[HDS07-09] Diwata, the Philippines first earth-observation microsatellite
Keywords:Microsatellite, Natural disaster
The Philippines, a country in the southeast asia, is vulnerable to a lot of natural hazards. It is located in the pacific ring of fire making it susceptible to earthquakes and volcanic activities. Due to its location, the country also experiences a lot of tropical storms. In a year, on average, about eighteen to nineteen typhoons enter the Philippine area of responsibility. Aside from the large volume of rainfall that these typhoon carry, it also bring strong winds. According to the Philippines’ Climate Change Commission, from 1990 to 2006, the annual average damage of typhoons to the agricultural sector alone amounted to 184 million USD. Driven by these hazards, the Philippine government is continuously investing in different technologies that will help in disaster mitigation and management. One of these project is the program, “Development of Philippine Earth Observation Microsatellite (PHL-MICROSAT)”, funded through the Department of Science and Technology (DOST) which aims to build, launch and effectively utilize the Philippines’ first microsatellite for earth-observation.
PHL-MICROSAT is a collaboration between scientists, engineers and professors from the University of the Philippines, the Advanced Science and Technology Institute (ASTI) of the DOST and two Japanese universities, Hokkaido and Tohoku University. Under the program, the Philippine will launch two microsatellites. The first one, named Diwata, will be released from the International Space Station, in the first quarter of 2016. Onboard Diwata are three scientific and one engineering payload. The High Precision Telescope (HPT) which will have a GSD of 3 m at 400 km altitude is equipped with 4 CCDs for each red, green, blue and near infrared region. The HPT, due to its high resolution of 3 m will be used in monitoring the extent of damages from natural disasters such as storms. Images from the HPT will be useful in disaster management and resource allocation. The Space-borne Multispectral Imager (SMI) with Liquid Crystal Tunable Filter (LCTF) which will have a GSD of 65 m at 400 km and has 2 CCDs for both visible (433-740 nm) and near infrared (730-1020 nm) regions with a 1 nm step interval. It will be used in monitoring changes in vegetation and estimating the phytoplankton biomass of the Philippine oceans. The Wide Field Camera (WFC) with a panchromatic CCD will have a field of view of 180x134 degrees and a GSD of 7 km will be used in observing cloud patterns as well as weather disturbances such as tropical storms. And lastly the Middle Field Camera (MFC) which is an engineering payload with a colored CCD and an expected GSD of 185 m will assist in locating the images captured by the HPT and SMI.

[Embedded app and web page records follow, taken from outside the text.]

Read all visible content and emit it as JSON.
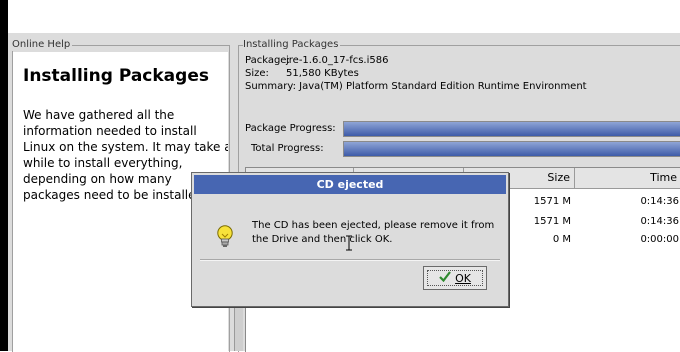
{
  "help": {
    "legend": "Online Help",
    "title": "Installing Packages",
    "body": "We have gathered all the\ninformation needed to install\nLinux on the system. It may take a\nwhile to install everything,\ndepending on how many\npackages need to be installed."
  },
  "install": {
    "legend": "Installing Packages",
    "package_key": "Package:",
    "package_value": "jre-1.6.0_17-fcs.i586",
    "size_key": "Size:",
    "size_value": "51,580 KBytes",
    "summary_key": "Summary:",
    "summary_value": "Java(TM) Platform Standard Edition Runtime Environment",
    "package_progress_label": "Package Progress:",
    "total_progress_label": "Total Progress:",
    "package_progress": 1.0,
    "total_progress": 1.0
  },
  "table": {
    "columns": [
      "Size",
      "Time"
    ],
    "rows": [
      {
        "size": "1571 M",
        "time": "0:14:36"
      },
      {
        "size": "1571 M",
        "time": "0:14:36"
      },
      {
        "size": "0 M",
        "time": "0:00:00"
      }
    ]
  },
  "dialog": {
    "title": "CD ejected",
    "message": "The CD has been ejected, please remove it from\nthe Drive and then click OK.",
    "ok_label": "OK",
    "icon": "lightbulb-icon"
  },
  "colors": {
    "titlebar": "#4766b2",
    "progress": "#3d5ba8"
  }
}
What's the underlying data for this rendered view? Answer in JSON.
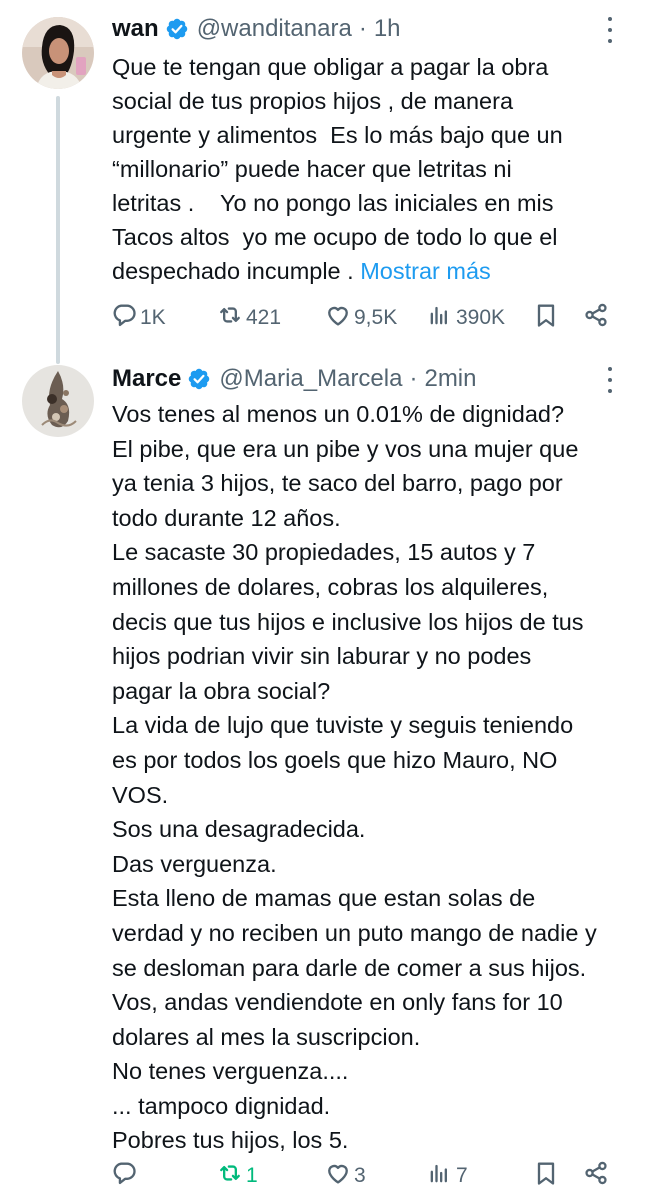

In order to know the feasibility of our mission objectives, we simulated the pass of the microsatellite over the Philippines for a specific period of time. Using this, we were able to obtain the frequency of image acquisition of a target location. From our findings, Diwata will be able to provide the Philippines with robust and efficient near real-time status of the country’s environment which will enhance its response to calamity and disaster management and will improve land-use and aquatic resource assessment and monitoring.